Of all the iconic moments in Gerwig’s runaway hit, this emotionally resonant scene is arguably the heart of the film. After her first few jarring hours in the real world, Robbie’s Barbie sits down at a bus stop to ponder the origins of the discontent that led her to leave her land of plastic to experience life in new, more human ways. In an impressionistic montage anchored by Robbie’s meditative, teary close-ups, Barbie remembers a mother and daughter playing with the doll version of her. As she opens her eyes, literally and metaphorically, to the complex emotions all around her, she says with uncertainty, “That felt achy…but good.” And when Barbie turns to see an elderly lady (Ann Roth) sitting nearby, a single tear falls down her face as she tells her she’s beautiful—to which the older woman replies, “I know it!” With a loving, determined quiver in her voice, Robbie conveys the culmination of Barbie’s recent self-reflection in a single, fleeting moment. In just two lines, the Oscar nominee expresses a profound appreciation of the beauty inherent in all people. 

Andrew Scott

“All of Us Strangers”: Adam Says Goodbye

Andrew Scott in All of Us StrangersCourtesy of Searchlight Pictures

In Andrew Haigh’s dreamlike drama, Scott plays Adam, a lonely, grief-stricken screenwriter who’s caught between two worlds. While sharing a meal with the ghostly manifestations of his dead parents (Jamie Bell and Claire Foy) at an otherworldly diner, he decides it’s time to finally let go of these living memories and embrace the affections of Harry (Paul Mescal), the man fighting to stay by his side in the real world.
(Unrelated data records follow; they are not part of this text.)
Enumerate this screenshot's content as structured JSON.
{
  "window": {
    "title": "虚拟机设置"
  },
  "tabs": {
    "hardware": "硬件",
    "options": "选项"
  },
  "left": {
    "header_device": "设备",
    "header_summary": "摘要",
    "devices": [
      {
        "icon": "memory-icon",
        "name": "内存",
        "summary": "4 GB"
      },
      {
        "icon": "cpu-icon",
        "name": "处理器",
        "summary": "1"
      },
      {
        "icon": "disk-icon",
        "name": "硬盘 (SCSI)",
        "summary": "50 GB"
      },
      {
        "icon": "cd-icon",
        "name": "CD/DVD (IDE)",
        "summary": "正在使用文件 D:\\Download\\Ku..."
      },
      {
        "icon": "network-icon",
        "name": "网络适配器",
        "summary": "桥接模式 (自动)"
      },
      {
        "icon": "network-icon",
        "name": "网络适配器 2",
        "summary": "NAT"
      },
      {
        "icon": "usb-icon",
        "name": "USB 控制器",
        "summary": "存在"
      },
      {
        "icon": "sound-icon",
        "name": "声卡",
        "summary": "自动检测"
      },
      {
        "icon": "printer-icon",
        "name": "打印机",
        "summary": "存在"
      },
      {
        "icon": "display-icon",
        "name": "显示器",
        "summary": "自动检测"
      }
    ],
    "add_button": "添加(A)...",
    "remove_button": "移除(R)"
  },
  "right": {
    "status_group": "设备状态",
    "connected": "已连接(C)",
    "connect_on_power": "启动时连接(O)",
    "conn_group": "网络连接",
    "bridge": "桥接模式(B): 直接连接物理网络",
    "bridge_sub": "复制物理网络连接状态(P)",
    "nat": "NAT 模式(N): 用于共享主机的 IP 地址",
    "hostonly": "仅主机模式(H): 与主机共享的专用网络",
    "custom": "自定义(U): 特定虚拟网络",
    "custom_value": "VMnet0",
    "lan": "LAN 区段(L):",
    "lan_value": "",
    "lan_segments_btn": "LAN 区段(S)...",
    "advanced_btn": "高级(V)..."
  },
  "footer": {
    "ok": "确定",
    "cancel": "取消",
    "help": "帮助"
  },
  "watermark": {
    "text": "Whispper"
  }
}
As Adam bids his parents farewell in a flash of golden light, it feels like he’s losing them all over again—a second death caused by their son himself. The scene is the climax of his struggle to choose between two different versions of love and comfort: one living, one long dead. In the end, Adam makes the monumentally difficult decision to lay the past to rest. It’s a heart-rending performance from the talented Scott.

Emma Stone

“Poor Things”: Bella’s Sexual Awakening 

Emma Stone in Poor ThingsCourtesy of Searchlight Pictures

In Yorgos Lanthimos’ fairy-tale take on “Frankenstein,” Stone stars as Bella Baxter, the reanimated corpse of an adult woman with the mind of a child. Thanks to her peculiar origins, she matures quickly, rushing through the stages of adolescence. The Oscar winner puts Bella’s sexual self-discovery at the center of her performance—particularly in a montage of carnal exploration with the debonair but ridiculous Duncan Wedderburn (Mark Ruffalo). As the character loses herself in unrestrained pleasure without hesitation or apology, the film becomes a fantasy about a life unburdened by bodily shame. It’s a performance that’s as liberated as it is liberating. 

This story originally appeared in the Dec. 28 issue of Backstage Magazine.